A Nun's Life welcomes guest blogger Sister Belinda Monahan, OSB. She is a member of the Benedictine Sisters of Chicago.

Twelve years ago, I sat in my brand new spiritual director’s office and laughed as she asked if I’d ever thought about becoming a nun. I blithely assured her that no I had not and that I didn't think I was interested. A year later, I was in her office again, sobbing and saying, “I don’t want to, but now I can’t stop thinking about it.” Less than two years later, I entered the Benedictine Sisters of Chicago as a postulant. When I started spiritual direction I had no idea where I was headed, and to be honest, at times I was not even certain I was going anywhere at all. What I did try to do was to remain faithful to where God was calling me in that moment. In doing that, I found myself in a place that I had never expected. I suspect that much the same is true about the future of religious life.

I do believe that vowed religious life has a future. We will almost certainly develop new ways to share our charisms and our missions with lay associates and ministry partners, but for me and many of the young Sisters with whom I speak, the vows lie at the core of who we are as religious women. It is the daily living out of the vows, in the company of our communities, that strengthens our commitments and charisms as Benedictines or Dominicans or one of any number of other congregations and leads us to a deeper relationship with God. I agree with Sister Carol Zinn's observation that "what religious life will look like next is God's work." 

Through faithfulness to these vows--whether they be the familiar poverty, chastity, and obedience or as in my case, stability, obedience, and fidelity to the monastic way of life--we as women religious learn to discern where God is calling us in this moment. It will be through continued faithfulness to these vows that God will lead us into the future. This does not mean that we should passively wait for the future to appear at our feet. Far from it!  We need to listen for and respond to the voice of God--in our communities and congregations and in those who are rendered voiceless among and around us. We may not know where we are going, but I believe that it is this kind of active listening and responding that will show us the path forward, even when the path is unclear and we cannot see further than the next step or two. 

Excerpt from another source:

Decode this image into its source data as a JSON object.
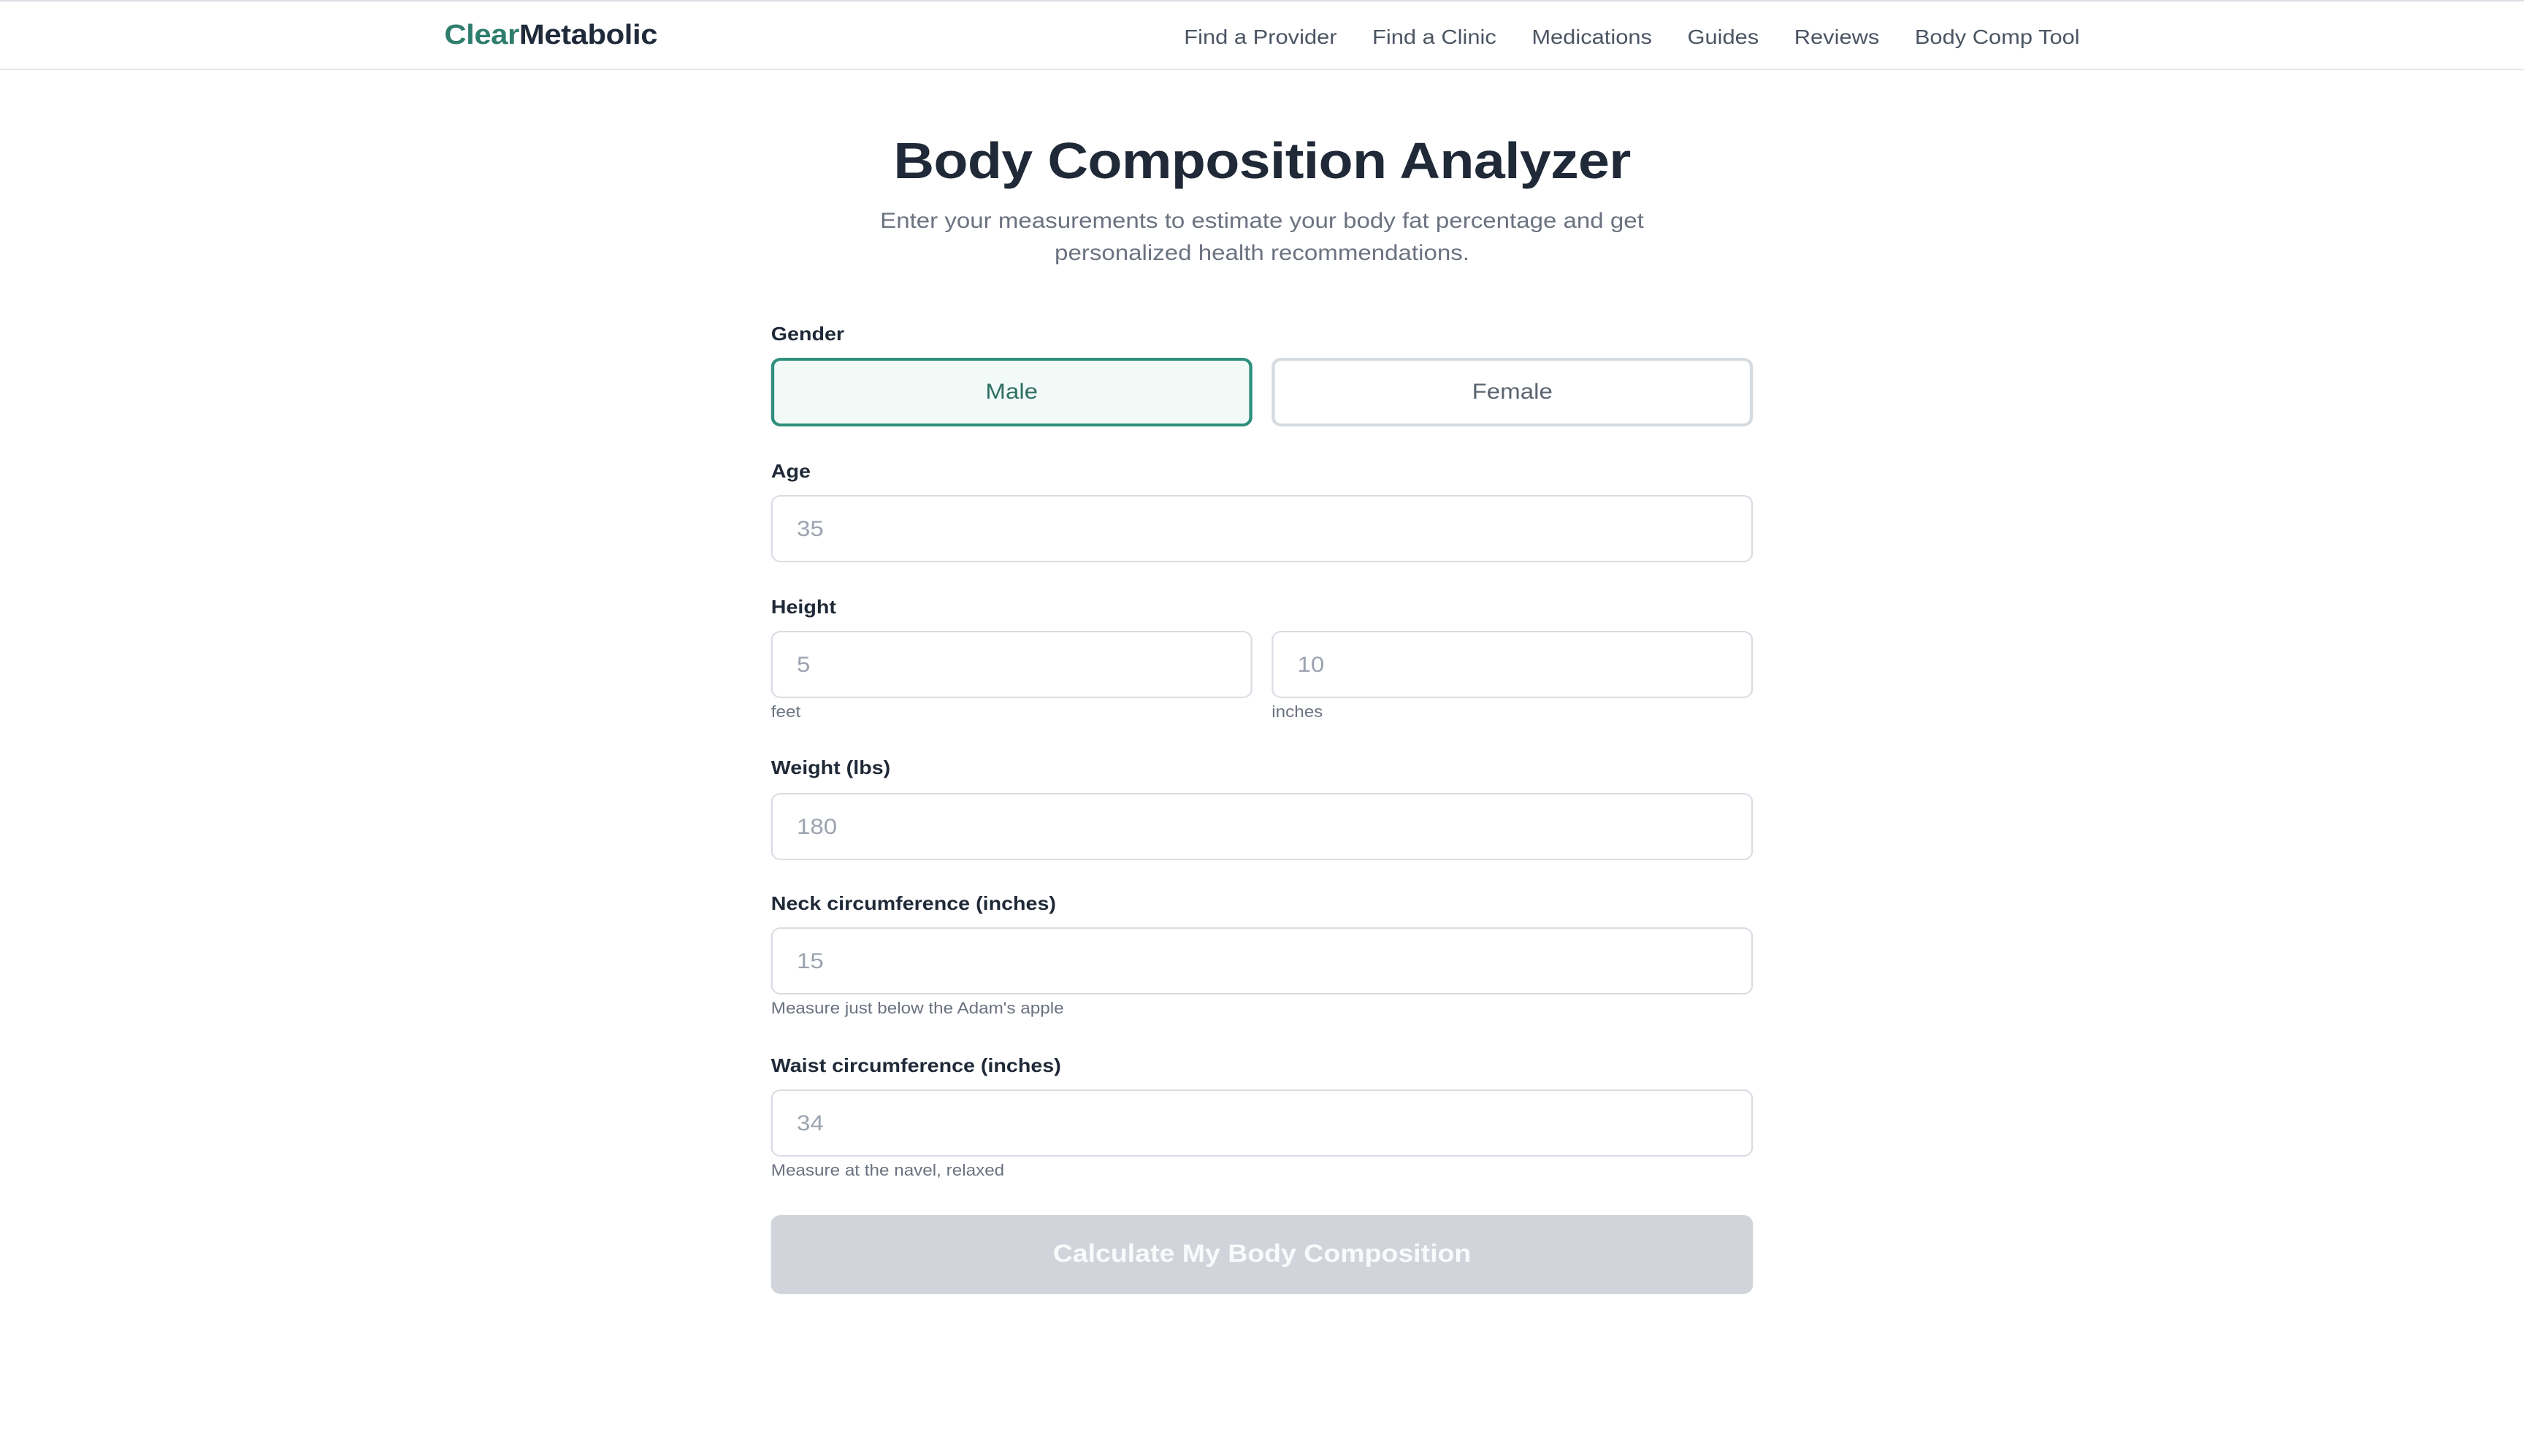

I’d like to be able to say that I know where religious life will be in another twelve years, but I don’t. And I try to be at peace with that. As when I began discerning my call to religious life twelve years ago, bewildered and fearful as I often was, I am called simply to continue to move forward even though the way is unclear. It is up to me, up to all of us as women religious, to remain faithful to what God is calling us to in this moment and to trust that God will continue to work through us to shape the future.